They lived in Ashland for more than 26 years, where both played in the band — Peggie on saxophone and Herb on bass clarinet. Both were excellent musicians. In addition to playing in the band, Peggie was a school music teacher for many years. She played 11 instruments in order to be able to work with all the students.
I was happily surprised to find a YouTube video of the Ashland City Band in the 1990s playing songs that Peggie Greuling wrote. Leona Mitchell was the vocalist and Peggie played saxophone solos. If you would like to see it, go to YouTube and type "Peggie Greuling" in the search bar.
Peggie passed away in 2018 at the age of 93, just weeks before the couple’s 60th wedding anniversary.
The next two stories occurred during one of the Ashland City Band's visits to Guanajuato.
“We were on stage in the opera house, and we were doing this dramatic-sounding song,” Bieghler recalled. “There was a period of silence in the song, and all at once there was a tremendous crash of thunder and lightning outside that just filled that gap. It was like an act of God.”
Maddox told a story about the "rain-dance parade." According to Maddox, the band was drenched as it marched in a parade in Guanajuato. But it wasn't just any parade.
“It was a parade to bring on the rains to fill the city's reservoirs,” he said. “Halfway through the parade it started to rain, and by the time we got through, the rain was bouncing 10 inches off the ground.
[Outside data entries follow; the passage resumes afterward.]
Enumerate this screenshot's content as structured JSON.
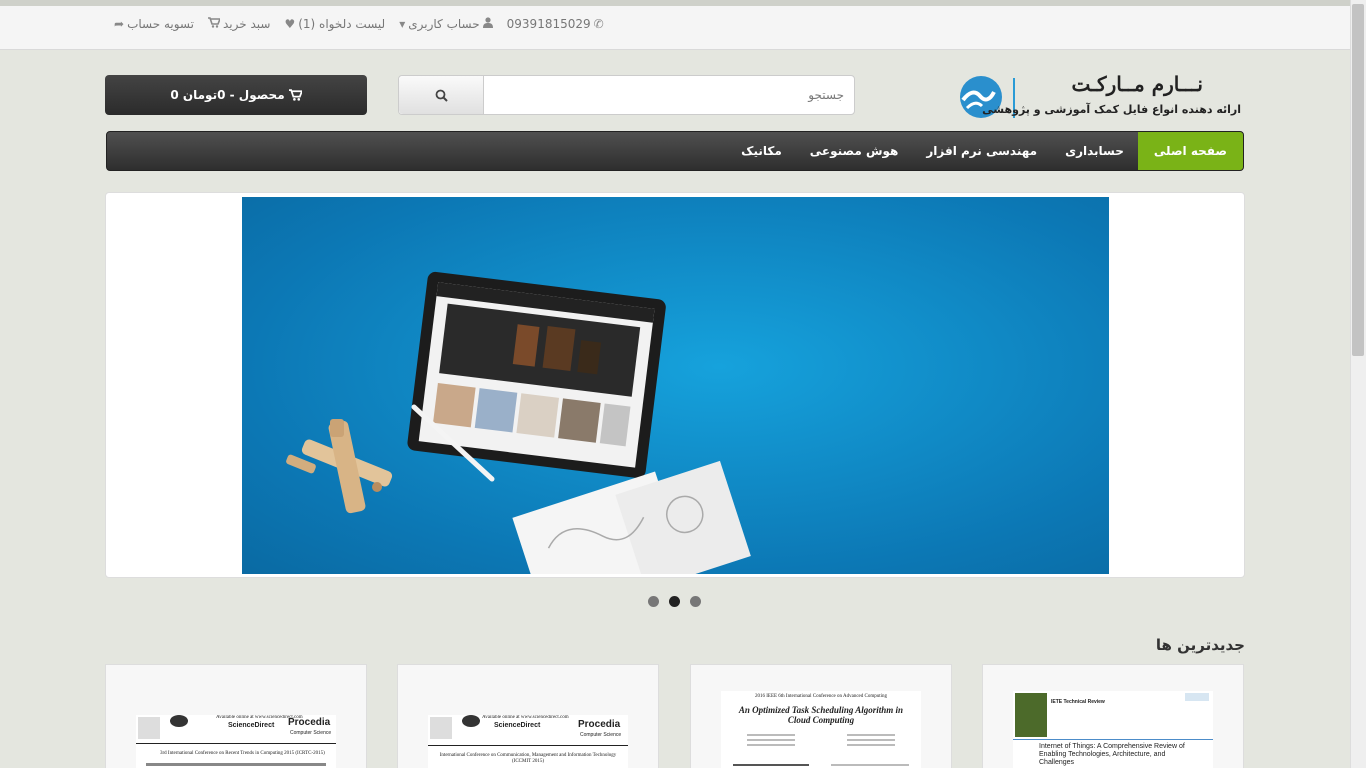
{
  "topbar": {
    "links": [
      {
        "name": "checkout",
        "icon": "share-icon",
        "label": "تسویه حساب"
      },
      {
        "name": "cart",
        "icon": "cart-icon",
        "label": "سبد خرید"
      },
      {
        "name": "wishlist",
        "icon": "heart-icon",
        "label": "لیست دلخواه (1)"
      },
      {
        "name": "account",
        "icon": "user-icon",
        "label": "حساب کاربری"
      },
      {
        "name": "phone",
        "icon": "phone-icon",
        "label": "09391815029"
      }
    ]
  },
  "logo": {
    "title": "نـــارم مــارکـت",
    "subtitle": "ارائه دهنده انواع فایل کمک آموزشی و پژوهشی"
  },
  "search": {
    "placeholder": "جستجو"
  },
  "cart": {
    "label": "0 محصول - 0تومان"
  },
  "nav": {
    "items": [
      "صفحه اصلی",
      "حسابداری",
      "مهندسی نرم افزار",
      "هوش مصنوعی",
      "مکانیک"
    ],
    "active_index": 0
  },
  "slider": {
    "dot_count": 3,
    "active_dot": 1
  },
  "section": {
    "latest_title": "جدیدترین ها"
  },
  "products": [
    {
      "name": "elsevier-procedia-icrtc",
      "header_small": "Available online at www.sciencedirect.com",
      "brand": "ScienceDirect",
      "journal": "Procedia",
      "journal_sub": "Computer Science",
      "conf": "3rd International Conference on Recent Trends in Computing 2015 (ICRTC-2015)"
    },
    {
      "name": "elsevier-procedia-iccmit",
      "header_small": "Available online at www.sciencedirect.com",
      "brand": "ScienceDirect",
      "journal": "Procedia",
      "journal_sub": "Computer Science",
      "conf": "International Conference on Communication, Management and Information Technology (ICCMIT 2015)"
    },
    {
      "name": "task-scheduling-paper",
      "header_small": "2016 IEEE 6th International Conference on Advanced Computing",
      "title": "An Optimized Task Scheduling Algorithm in Cloud Computing"
    },
    {
      "name": "iete-iot-paper",
      "journal": "IETE Technical Review",
      "title": "Internet of Things: A Comprehensive Review of Enabling Technologies, Architecture, and Challenges"
    }
  ],
  "colors": {
    "accent_green": "#7ab317",
    "logo_blue": "#2a9bd6",
    "slider_blue": "#0c78b5"
  }
}
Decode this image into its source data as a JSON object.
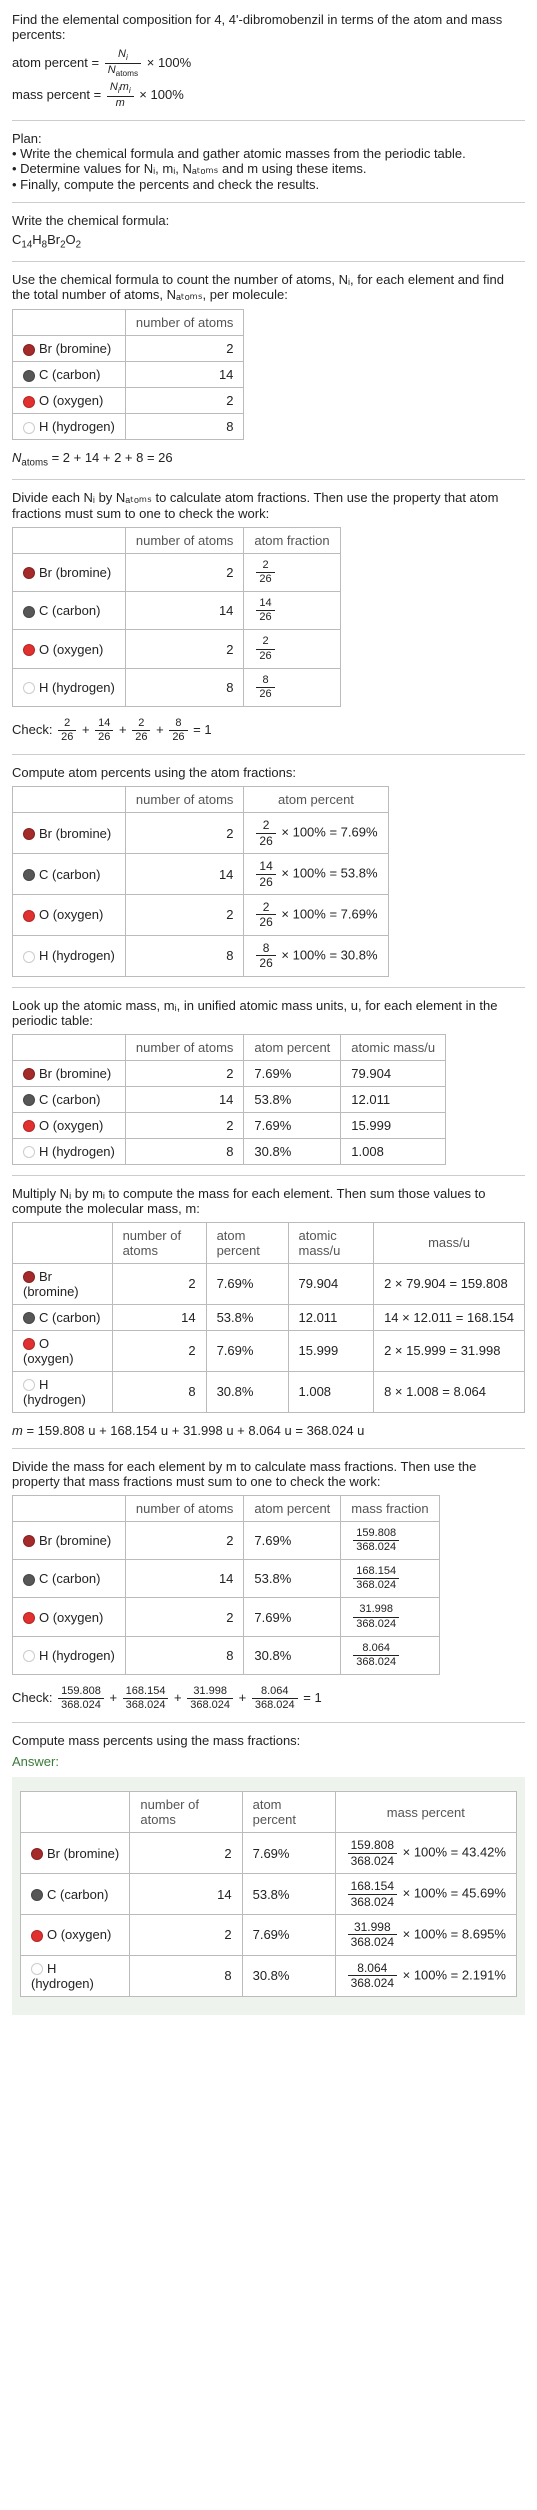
{
  "intro": {
    "prompt": "Find the elemental composition for 4, 4'-dibromobenzil in terms of the atom and mass percents:",
    "atom_percent_label": "atom percent = ",
    "atom_percent_times": " × 100%",
    "mass_percent_label": "mass percent = ",
    "mass_percent_times": " × 100%",
    "Ni": "N",
    "Ni_sub": "i",
    "Natoms": "N",
    "Natoms_sub": "atoms",
    "Nimi": "N",
    "Nimi_sub1": "i",
    "mi": "m",
    "mi_sub": "i",
    "m": "m"
  },
  "plan": {
    "title": "Plan:",
    "items": [
      "Write the chemical formula and gather atomic masses from the periodic table.",
      "Determine values for Nᵢ, mᵢ, Nₐₜₒₘₛ and m using these items.",
      "Finally, compute the percents and check the results."
    ]
  },
  "write_formula": {
    "heading": "Write the chemical formula:",
    "formula_parts": [
      "C",
      "14",
      "H",
      "8",
      "Br",
      "2",
      "O",
      "2"
    ]
  },
  "count_atoms": {
    "text": "Use the chemical formula to count the number of atoms, Nᵢ, for each element and find the total number of atoms, Nₐₜₒₘₛ, per molecule:",
    "headers": [
      "",
      "number of atoms"
    ],
    "rows": [
      {
        "color": "#a52a2a",
        "name": "Br (bromine)",
        "n": "2"
      },
      {
        "color": "#575757",
        "name": "C (carbon)",
        "n": "14"
      },
      {
        "color": "#e03030",
        "name": "O (oxygen)",
        "n": "2"
      },
      {
        "color": "#ffffff",
        "name": "H (hydrogen)",
        "n": "8"
      }
    ],
    "sum_label": "Nₐₜₒₘₛ = 2 + 14 + 2 + 8 = 26"
  },
  "atom_fractions": {
    "text": "Divide each Nᵢ by Nₐₜₒₘₛ to calculate atom fractions. Then use the property that atom fractions must sum to one to check the work:",
    "headers": [
      "",
      "number of atoms",
      "atom fraction"
    ],
    "rows": [
      {
        "color": "#a52a2a",
        "name": "Br (bromine)",
        "n": "2",
        "num": "2",
        "den": "26"
      },
      {
        "color": "#575757",
        "name": "C (carbon)",
        "n": "14",
        "num": "14",
        "den": "26"
      },
      {
        "color": "#e03030",
        "name": "O (oxygen)",
        "n": "2",
        "num": "2",
        "den": "26"
      },
      {
        "color": "#ffffff",
        "name": "H (hydrogen)",
        "n": "8",
        "num": "8",
        "den": "26"
      }
    ],
    "check_prefix": "Check: ",
    "check_terms": [
      {
        "num": "2",
        "den": "26"
      },
      {
        "num": "14",
        "den": "26"
      },
      {
        "num": "2",
        "den": "26"
      },
      {
        "num": "8",
        "den": "26"
      }
    ],
    "check_suffix": " = 1"
  },
  "atom_percents": {
    "text": "Compute atom percents using the atom fractions:",
    "headers": [
      "",
      "number of atoms",
      "atom percent"
    ],
    "rows": [
      {
        "color": "#a52a2a",
        "name": "Br (bromine)",
        "n": "2",
        "num": "2",
        "den": "26",
        "pct": "7.69%"
      },
      {
        "color": "#575757",
        "name": "C (carbon)",
        "n": "14",
        "num": "14",
        "den": "26",
        "pct": "53.8%"
      },
      {
        "color": "#e03030",
        "name": "O (oxygen)",
        "n": "2",
        "num": "2",
        "den": "26",
        "pct": "7.69%"
      },
      {
        "color": "#ffffff",
        "name": "H (hydrogen)",
        "n": "8",
        "num": "8",
        "den": "26",
        "pct": "30.8%"
      }
    ],
    "times100": " × 100% = "
  },
  "atomic_mass": {
    "text": "Look up the atomic mass, mᵢ, in unified atomic mass units, u, for each element in the periodic table:",
    "headers": [
      "",
      "number of atoms",
      "atom percent",
      "atomic mass/u"
    ],
    "rows": [
      {
        "color": "#a52a2a",
        "name": "Br (bromine)",
        "n": "2",
        "pct": "7.69%",
        "mass": "79.904"
      },
      {
        "color": "#575757",
        "name": "C (carbon)",
        "n": "14",
        "pct": "53.8%",
        "mass": "12.011"
      },
      {
        "color": "#e03030",
        "name": "O (oxygen)",
        "n": "2",
        "pct": "7.69%",
        "mass": "15.999"
      },
      {
        "color": "#ffffff",
        "name": "H (hydrogen)",
        "n": "8",
        "pct": "30.8%",
        "mass": "1.008"
      }
    ]
  },
  "mass_calc": {
    "text": "Multiply Nᵢ by mᵢ to compute the mass for each element. Then sum those values to compute the molecular mass, m:",
    "headers": [
      "",
      "number of atoms",
      "atom percent",
      "atomic mass/u",
      "mass/u"
    ],
    "rows": [
      {
        "color": "#a52a2a",
        "name": "Br (bromine)",
        "n": "2",
        "pct": "7.69%",
        "amass": "79.904",
        "calc": "2 × 79.904 = 159.808"
      },
      {
        "color": "#575757",
        "name": "C (carbon)",
        "n": "14",
        "pct": "53.8%",
        "amass": "12.011",
        "calc": "14 × 12.011 = 168.154"
      },
      {
        "color": "#e03030",
        "name": "O (oxygen)",
        "n": "2",
        "pct": "7.69%",
        "amass": "15.999",
        "calc": "2 × 15.999 = 31.998"
      },
      {
        "color": "#ffffff",
        "name": "H (hydrogen)",
        "n": "8",
        "pct": "30.8%",
        "amass": "1.008",
        "calc": "8 × 1.008 = 8.064"
      }
    ],
    "sum": "m = 159.808 u + 168.154 u + 31.998 u + 8.064 u = 368.024 u"
  },
  "mass_fractions": {
    "text": "Divide the mass for each element by m to calculate mass fractions. Then use the property that mass fractions must sum to one to check the work:",
    "headers": [
      "",
      "number of atoms",
      "atom percent",
      "mass fraction"
    ],
    "rows": [
      {
        "color": "#a52a2a",
        "name": "Br (bromine)",
        "n": "2",
        "pct": "7.69%",
        "num": "159.808",
        "den": "368.024"
      },
      {
        "color": "#575757",
        "name": "C (carbon)",
        "n": "14",
        "pct": "53.8%",
        "num": "168.154",
        "den": "368.024"
      },
      {
        "color": "#e03030",
        "name": "O (oxygen)",
        "n": "2",
        "pct": "7.69%",
        "num": "31.998",
        "den": "368.024"
      },
      {
        "color": "#ffffff",
        "name": "H (hydrogen)",
        "n": "8",
        "pct": "30.8%",
        "num": "8.064",
        "den": "368.024"
      }
    ],
    "check_prefix": "Check: ",
    "check_terms": [
      {
        "num": "159.808",
        "den": "368.024"
      },
      {
        "num": "168.154",
        "den": "368.024"
      },
      {
        "num": "31.998",
        "den": "368.024"
      },
      {
        "num": "8.064",
        "den": "368.024"
      }
    ],
    "check_suffix": " = 1"
  },
  "mass_percents": {
    "text": "Compute mass percents using the mass fractions:",
    "answer_label": "Answer:",
    "headers": [
      "",
      "number of atoms",
      "atom percent",
      "mass percent"
    ],
    "rows": [
      {
        "color": "#a52a2a",
        "name": "Br (bromine)",
        "n": "2",
        "pct": "7.69%",
        "num": "159.808",
        "den": "368.024",
        "result": "43.42%"
      },
      {
        "color": "#575757",
        "name": "C (carbon)",
        "n": "14",
        "pct": "53.8%",
        "num": "168.154",
        "den": "368.024",
        "result": "45.69%"
      },
      {
        "color": "#e03030",
        "name": "O (oxygen)",
        "n": "2",
        "pct": "7.69%",
        "num": "31.998",
        "den": "368.024",
        "result": "8.695%"
      },
      {
        "color": "#ffffff",
        "name": "H (hydrogen)",
        "n": "8",
        "pct": "30.8%",
        "num": "8.064",
        "den": "368.024",
        "result": "2.191%"
      }
    ],
    "times100": " × 100% = "
  }
}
Everybody was just soaked. So we came around this place avoiding all the gargoyles that were spitting water out from the freeways and the buildings, and went into a parking garage. A lot of the other companies that were in the parade [Mexican bands] were already in there when we came in. We were all like drowned rats; we were wet. They greeted us and then pretty soon we were all entertaining each other, and it was just like a wonderful homecoming. There were probably a couple hundred people in the parking garage trying to get out of the rain. It was a lot of fun. And it was a successful parade.”
If you have heard the Gettysburg Address during a 4th of July City Band concert, you may enjoy this back story. 2013 was the 150th anniversary of the Abraham Lincoln’s Gettysburg address. That 4th of July, local actor Bob Jackson Miner spoke the powerful words of the Gettysburg address after the annual recitation of our country's Declaration of Independence.
The following year, Bieghler and Miner came up with an idea to add to the emotion of the Gettysburg address. In 1998, the City Band had played a piece called “American Civil War Fantasy” that has a long drumroll during the piece. They planned the timing of the Gettysburg address to be spoken during the drumroll with only one rehearsal.
After the 2014 concert, one of the band members told Bieghler, “I had tears coming down my eyes” as they played the piece. Community members who heard the speech were so moved that Miner has spoken the Gettysburg address each 4th of July since then.
I will give the closing words to current band director Don Bieghler: “One of the things I most appreciate about the band is the wonderful audiences that come to the concerts every week. We have good community support. People come up to me that I see every week, to make a comment or give a compliment. They’re curious about what we do and they appreciate that the city supports the band.”
Peter Finkle writes about Ashland history, neighborhoods, public art and more. See WalkAshland.com for his Ashland stories.